Top of The data
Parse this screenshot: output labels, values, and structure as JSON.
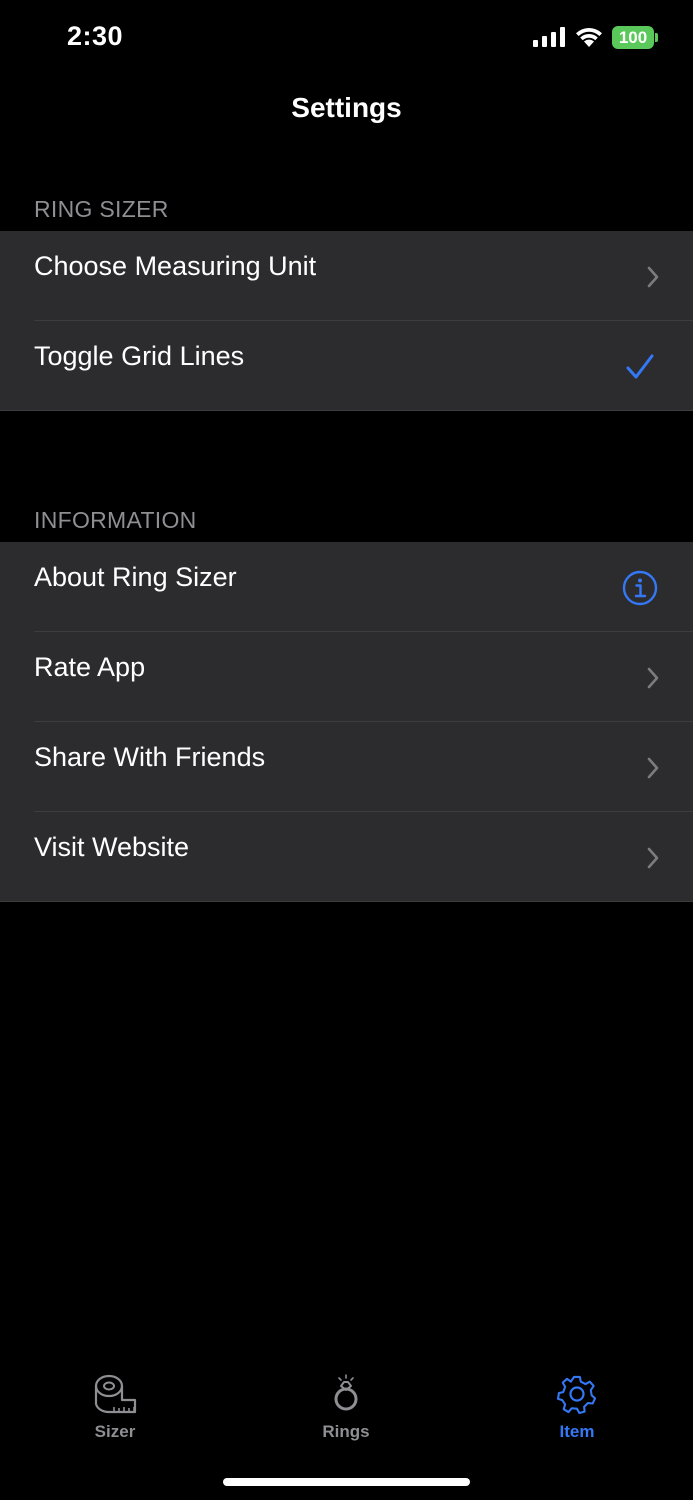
{
  "status_bar": {
    "time": "2:30",
    "battery": "100",
    "signal_icon": "cellular-signal-icon",
    "wifi_icon": "wifi-icon"
  },
  "nav": {
    "title": "Settings"
  },
  "sections": [
    {
      "header": "RING SIZER",
      "rows": [
        {
          "label": "Choose Measuring Unit",
          "accessory": "chevron-right-icon"
        },
        {
          "label": "Toggle Grid Lines",
          "accessory": "checkmark-icon"
        }
      ]
    },
    {
      "header": "INFORMATION",
      "rows": [
        {
          "label": "About Ring Sizer",
          "accessory": "info-circle-icon"
        },
        {
          "label": "Rate App",
          "accessory": "chevron-right-icon"
        },
        {
          "label": "Share With Friends",
          "accessory": "chevron-right-icon"
        },
        {
          "label": "Visit Website",
          "accessory": "chevron-right-icon"
        }
      ]
    }
  ],
  "tab_bar": {
    "tabs": [
      {
        "label": "Sizer",
        "icon": "measuring-tape-icon",
        "active": false
      },
      {
        "label": "Rings",
        "icon": "ring-icon",
        "active": false
      },
      {
        "label": "Item",
        "icon": "gear-icon",
        "active": true
      }
    ]
  },
  "colors": {
    "background": "#000000",
    "cell_background": "#2c2c2e",
    "accent": "#3478f6",
    "secondary_text": "#8e8e93",
    "battery": "#5ac85a"
  }
}
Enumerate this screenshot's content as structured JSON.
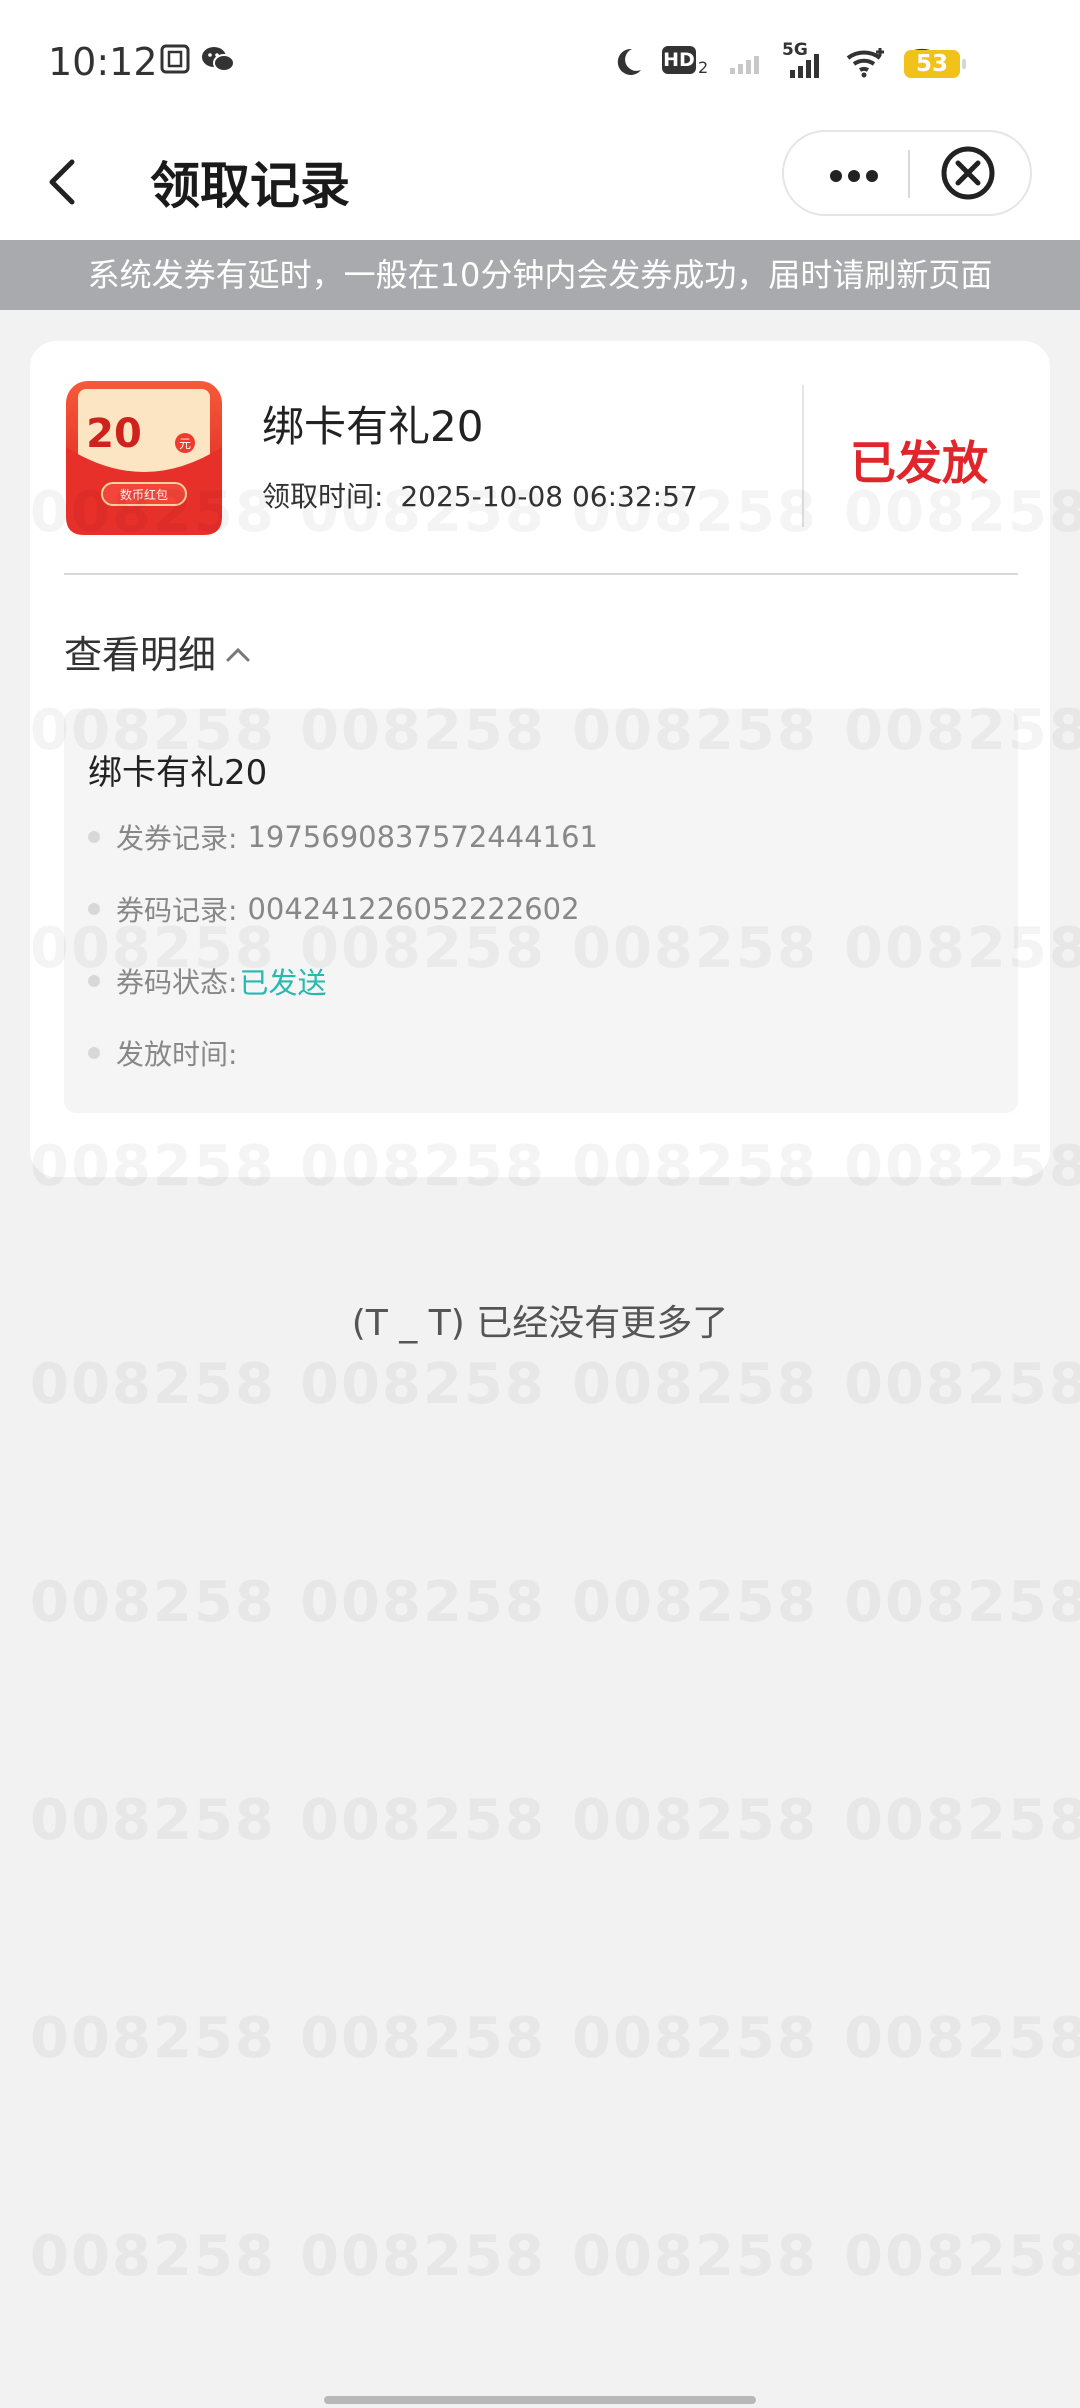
{
  "status_bar": {
    "time": "10:12",
    "left_icons": [
      "screen-record-icon",
      "wechat-icon"
    ],
    "right_icons": [
      "moon-icon",
      "hd-icon",
      "signal-weak-icon",
      "signal-5g-icon",
      "wifi-calling-icon",
      "wifi-icon"
    ],
    "hd_label": "HD",
    "network_label": "5G",
    "battery": "53",
    "battery_color": "#f1c21b"
  },
  "header": {
    "title": "领取记录",
    "back_icon": "chevron-left-icon",
    "more_icon": "more-dots-icon",
    "close_icon": "close-circle-icon"
  },
  "notice": {
    "text": "系统发券有延时，一般在10分钟内会发券成功，届时请刷新页面"
  },
  "record": {
    "coupon_image": {
      "amount": "20",
      "unit": "元",
      "caption": "数币红包"
    },
    "name": "绑卡有礼20",
    "time_label": "领取时间:",
    "time_value": "2025-10-08 06:32:57",
    "status": "已发放",
    "status_color": "#e0262b",
    "detail_toggle": "查看明细",
    "detail": {
      "title": "绑卡有礼20",
      "rows": [
        {
          "label": "发券记录:",
          "value": "1975690837572444161"
        },
        {
          "label": "券码记录:",
          "value": "004241226052222602"
        },
        {
          "label": "券码状态:",
          "value": "已发送"
        },
        {
          "label": "发放时间:",
          "value": ""
        }
      ],
      "status_value_color": "#26b9ae"
    }
  },
  "footer": {
    "no_more_text": "(T _ T) 已经没有更多了"
  },
  "watermark": {
    "text": "008258"
  }
}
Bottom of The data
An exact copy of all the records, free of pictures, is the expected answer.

Parse this screenshot: output labels, values, and structure as JSON.
{
  "status_bar": {
    "time": "2:30",
    "battery": "100",
    "signal_icon": "cellular-signal-icon",
    "wifi_icon": "wifi-icon"
  },
  "nav": {
    "title": "Settings"
  },
  "sections": [
    {
      "header": "RING SIZER",
      "rows": [
        {
          "label": "Choose Measuring Unit",
          "accessory": "chevron-right-icon"
        },
        {
          "label": "Toggle Grid Lines",
          "accessory": "checkmark-icon"
        }
      ]
    },
    {
      "header": "INFORMATION",
      "rows": [
        {
          "label": "About Ring Sizer",
          "accessory": "info-circle-icon"
        },
        {
          "label": "Rate App",
          "accessory": "chevron-right-icon"
        },
        {
          "label": "Share With Friends",
          "accessory": "chevron-right-icon"
        },
        {
          "label": "Visit Website",
          "accessory": "chevron-right-icon"
        }
      ]
    }
  ],
  "tab_bar": {
    "tabs": [
      {
        "label": "Sizer",
        "icon": "measuring-tape-icon",
        "active": false
      },
      {
        "label": "Rings",
        "icon": "ring-icon",
        "active": false
      },
      {
        "label": "Item",
        "icon": "gear-icon",
        "active": true
      }
    ]
  },
  "colors": {
    "background": "#000000",
    "cell_background": "#2c2c2e",
    "accent": "#3478f6",
    "secondary_text": "#8e8e93",
    "battery": "#5ac85a"
  }
}
Enumerate this screenshot's content as structured JSON.
{
  "status_bar": {
    "time": "10:12",
    "left_icons": [
      "screen-record-icon",
      "wechat-icon"
    ],
    "right_icons": [
      "moon-icon",
      "hd-icon",
      "signal-weak-icon",
      "signal-5g-icon",
      "wifi-calling-icon",
      "wifi-icon"
    ],
    "hd_label": "HD",
    "network_label": "5G",
    "battery": "53",
    "battery_color": "#f1c21b"
  },
  "header": {
    "title": "领取记录",
    "back_icon": "chevron-left-icon",
    "more_icon": "more-dots-icon",
    "close_icon": "close-circle-icon"
  },
  "notice": {
    "text": "系统发券有延时，一般在10分钟内会发券成功，届时请刷新页面"
  },
  "record": {
    "coupon_image": {
      "amount": "20",
      "unit": "元",
      "caption": "数币红包"
    },
    "name": "绑卡有礼20",
    "time_label": "领取时间:",
    "time_value": "2025-10-08 06:32:57",
    "status": "已发放",
    "status_color": "#e0262b",
    "detail_toggle": "查看明细",
    "detail": {
      "title": "绑卡有礼20",
      "rows": [
        {
          "label": "发券记录:",
          "value": "1975690837572444161"
        },
        {
          "label": "券码记录:",
          "value": "004241226052222602"
        },
        {
          "label": "券码状态:",
          "value": "已发送"
        },
        {
          "label": "发放时间:",
          "value": ""
        }
      ],
      "status_value_color": "#26b9ae"
    }
  },
  "footer": {
    "no_more_text": "(T _ T) 已经没有更多了"
  },
  "watermark": {
    "text": "008258"
  }
}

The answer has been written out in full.